In 1985, Julie Gold, an aspiring American songwriter, was working as a secretary for HBO while writing songs in her spare time. A friend introduced one of her songs to Nanci Griffith, who recorded it for her 1987 album, Lone Star State of Mind. Three years later, Bette Midler covered the song, which promoted it to a major hit. The song in question was “From a Distance.”
While Gold stated in an interview that she believes in a immanent God (i.e. a God who is intimately involved in her creation), the song became something of an anthem for those who believe that God has no close involvement in his world. At one point, the song reads,
God is watching us, God is watching us,
God is watching us, from a distance.
The opening chapters of Zechariah encourage us that God watches his people, not from a distance, but close up. He does not watch them dispassionately, hoping that they will figure things out themselves, but actively involves himself in their lives. This is the encouragement we see in the opening three visions.

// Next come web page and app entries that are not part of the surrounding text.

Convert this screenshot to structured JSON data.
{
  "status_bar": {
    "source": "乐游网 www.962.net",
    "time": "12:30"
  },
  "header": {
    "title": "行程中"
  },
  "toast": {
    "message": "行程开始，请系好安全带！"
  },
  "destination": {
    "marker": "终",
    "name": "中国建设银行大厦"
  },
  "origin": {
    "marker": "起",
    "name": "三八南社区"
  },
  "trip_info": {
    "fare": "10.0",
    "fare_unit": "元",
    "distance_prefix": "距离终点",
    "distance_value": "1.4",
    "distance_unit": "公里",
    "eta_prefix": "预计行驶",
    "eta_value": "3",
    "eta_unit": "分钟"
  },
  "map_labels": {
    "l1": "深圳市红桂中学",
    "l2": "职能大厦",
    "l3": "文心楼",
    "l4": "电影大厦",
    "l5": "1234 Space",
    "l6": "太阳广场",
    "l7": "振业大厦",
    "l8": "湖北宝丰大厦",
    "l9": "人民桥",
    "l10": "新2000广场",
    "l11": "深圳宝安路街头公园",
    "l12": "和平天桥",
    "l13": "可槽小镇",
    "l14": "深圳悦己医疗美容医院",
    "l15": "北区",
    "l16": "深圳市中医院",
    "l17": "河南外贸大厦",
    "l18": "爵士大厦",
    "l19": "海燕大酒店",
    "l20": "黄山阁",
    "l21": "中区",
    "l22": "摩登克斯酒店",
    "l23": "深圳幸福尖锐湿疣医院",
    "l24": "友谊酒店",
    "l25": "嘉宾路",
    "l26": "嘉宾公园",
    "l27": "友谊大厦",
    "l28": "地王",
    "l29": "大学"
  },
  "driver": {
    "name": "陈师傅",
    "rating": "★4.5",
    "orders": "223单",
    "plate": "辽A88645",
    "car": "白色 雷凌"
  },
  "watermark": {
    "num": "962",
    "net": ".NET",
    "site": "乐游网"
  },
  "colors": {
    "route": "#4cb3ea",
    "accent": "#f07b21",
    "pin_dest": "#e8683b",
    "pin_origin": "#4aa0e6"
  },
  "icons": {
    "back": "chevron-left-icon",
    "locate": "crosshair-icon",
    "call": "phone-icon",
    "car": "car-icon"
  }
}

We saw yesterday that God’s call to his people was to return to him. He encouraged them that, as they returned to him, he would return to them (1:1–6). He then gave Zechariah three visions to show what he would do for his people as they returned to him.
First, in the vision of the horsemen (1:7–17), Yahweh promised that, if his people would return to him, he would comfort them. As Zechariah watched a horseman patrolling the earth, he heard an angel asking, “O LORD of hosts, how long will you have no mercy on Jerusalem and the cities of Judah, against which you have been angry these seventy years?” (1:12). Despite God’s promise that he would show favour to his people after seventy years (Jeremiah 25:8–14; 29:10–11), it seemed as if he was still angry with them.
As the angel asked the question, “the LORD answered gracious and comforting words to the angel” (1:13). He affirmed that he was angry at the Gentile nations that had overextended their hand in punishing his people but then promised that he would ensure that his temple would be rebuilt and worship reimplemented.
Second, in the vision of the horns and the craftsmen (1:18–21), Yahweh promised that, if his people would return to him, he would vindicate them. Zechariah saw four horns, representing those who had scattered God’s people, but also four craftsmen, who were appointed to “cast down the horns of the nations who lifted their horns against the land of Judah to scatter it.” The nations that had terrified Judah would be thrown down by God’s judgement. As he had long ago promised, he would bless those who blessed his people and curse those who cursed them. He would vindicate Judah as his own covenant people.
Third, in the vision of the man with the measuring line (2:1–13), Yahweh promised that, if his people would return to him, he would restore them. Again promising that he would judge the nations that had overextended their hand, he continued, “The LORD will inherit Judah as his portion in the holy land, and will again choose Jerusalem.” Though only a small remnant had returned to Jerusalem from exile, God would one day restore the city to a place greatly honoured and blessed.
We could spend a lot of time pulling apart these visions and explaining each one’s context and fulfilment. Instead, I want us to consider the overriding promise that God is not uninvolved with his people. He is intimately concerned with the welfare of his people and is always willing to show favour to those who return to him. His people are the apple of his eye (2:8). He loves them. He cares for them. He is intimately involved in their lives.
As you meditate on these chapters this morning, thank God that he is not an uninvolved God who watches his people from a distance but that, in his kindness (and primarily in Christ) he steps into his people’s lives to comfort, vindicate, and restore them as they return to him.